We learn from our readers continually.
Our dialogue is lively and passionate, as you might expect when sports are involved, and it's a valuable part of our news-gathering processes.
Frequently we learn about our own shortcomings, regrettable mistakes of careless misspellings or erroneous schedule information.
And we learn important lessons on broader matters about our coverage. In one such case, we learned from a teacher.
Dave Geoffrion is an educator, for the past several years, at Cardinal Newman after two decades in Marin County schools.
He and his colleagues are the people we entrust with helping us grow our children into respectable members of society.
Educators take this role very seriously. So when Dave takes the time to write the letter that is printed below, well, we listen.
And we have responded.
Beginning with Friday's sports section, the weekly previews we publish about the top high school football games no longer included a predicted final score.
The reason is that we found ourselves in complete agreement with the points raised in Mr. Geoffrion's letter and frankly were a bit chagrined that it took a nudge from a reader to understand this.

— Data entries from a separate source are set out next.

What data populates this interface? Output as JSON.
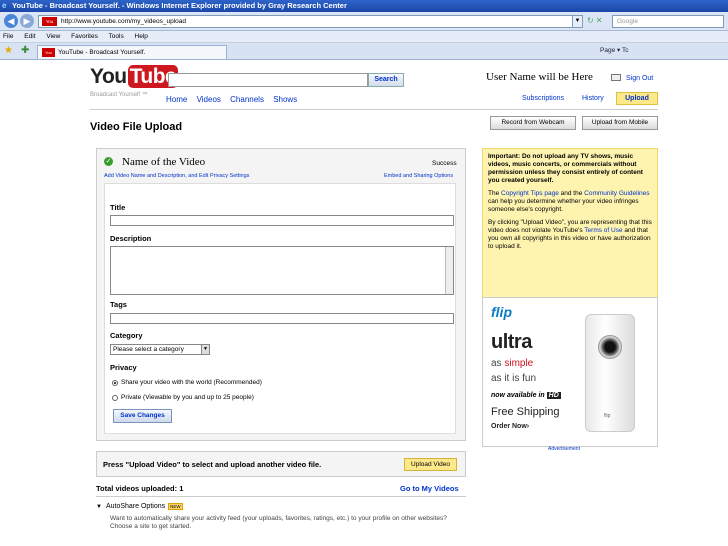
{
  "window": {
    "title": "YouTube - Broadcast Yourself. - Windows Internet Explorer provided by Gray Research Center",
    "url": "http://www.youtube.com/my_videos_upload",
    "search_placeholder": "Google",
    "menu": [
      "File",
      "Edit",
      "View",
      "Favorites",
      "Tools",
      "Help"
    ],
    "tab_title": "YouTube - Broadcast Yourself.",
    "tab_tools": "Page ▾  Tc"
  },
  "header": {
    "logo_you": "You",
    "logo_tube": "Tube",
    "tagline": "Broadcast Yourself ™",
    "search_button": "Search",
    "nav": [
      "Home",
      "Videos",
      "Channels",
      "Shows"
    ],
    "username": "User Name will be Here",
    "sign_out": "Sign Out",
    "subscriptions": "Subscriptions",
    "history": "History",
    "upload": "Upload"
  },
  "page": {
    "title": "Video File Upload",
    "record_button": "Record from Webcam",
    "upload_mobile_button": "Upload from Mobile"
  },
  "form": {
    "video_name": "Name of the Video",
    "status": "Success",
    "add_info_link": "Add Video Name and Description, and Edit Privacy Settings",
    "embed_link": "Embed and Sharing Options",
    "title_label": "Title",
    "title_value": "",
    "description_label": "Description",
    "description_value": "",
    "tags_label": "Tags",
    "tags_value": "",
    "category_label": "Category",
    "category_selected": "Please select a category",
    "privacy_label": "Privacy",
    "privacy_public": "Share your video with the world (Recommended)",
    "privacy_private": "Private (Viewable by you and up to 25 people)",
    "save_button": "Save Changes"
  },
  "important": {
    "warning": "Important: Do not upload any TV shows, music videos, music concerts, or commercials without permission unless they consist entirely of content you created yourself.",
    "p2_a": "The ",
    "p2_link1": "Copyright Tips page",
    "p2_b": " and the ",
    "p2_link2": "Community Guidelines",
    "p2_c": " can help you determine whether your video infringes someone else's copyright.",
    "p3_a": "By clicking \"Upload Video\", you are representing that this video does not violate YouTube's ",
    "p3_link": "Terms of Use",
    "p3_b": " and that you own all copyrights in this video or have authorization to upload it."
  },
  "ad": {
    "brand": "flip",
    "product": "ultra",
    "line1_a": "as ",
    "line1_b": "simple",
    "line2": "as it is fun",
    "available_a": "now available in ",
    "available_b": "HD",
    "shipping": "Free Shipping",
    "order": "Order Now›",
    "cam_brand": "flip",
    "label": "Advertisement"
  },
  "bottom": {
    "press_text": "Press \"Upload Video\" to select and upload another video file.",
    "upload_video_button": "Upload Video",
    "total": "Total videos uploaded: 1",
    "goto": "Go to My Videos",
    "autoshare_title": "AutoShare Options",
    "new_badge": "NEW",
    "autoshare_desc": "Want to automatically share your activity feed (your uploads, favorites, ratings, etc.) to your profile on other websites? Choose a site to get started."
  }
}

The notion that our predictions might have been fostering a run-up-the-score mentality on one sideline and labeling the group on the other sideline as inferior is not part of our job description. So we have stopped.
Dave Geoffrion stepped forward as a member of the general public to point out what he believed was a flawed decision.
It takes a certain degree of courage to raise a critical voice when it is delivered without the cloak of anonymity provided in so many channels of modern communication, but I hope our response in this matter is encouragement for all readers to feel similarly empowered.
We believe this sports section belongs to its readers and that this stake in ownership gives the public the right, a responsibility even, to tell us when we're wrong.
We don't shirk from accepting that feedback and in fact welcome it.
Our primary goal is to make this daily sports report as informative and entertaining as it can be, and readers can play a vital role in our achieving that end by telling us what they think.
The Press Democrat sports department values its relationship with the high schools we cover.
They are, in a large sense, our partners not only in bringing scores to our daily sports report, but also in identifying the remarkable stories we get to tell about these young people.
We count on coaches to remember to make that phone call to provide us with the details of their games.
We count on athletic directors to keep us up to date on schedules and personnel changes.
We can't do our job without their help, and there is no way we can repay this debt with anything more than gratitude and staunch support of their work.
Getting challenged by a letter-writer, an educator, that we may in fact be hindering their work warrants considerable self-examination on our part and, in this case, a change in philosophy.
Executive sports editor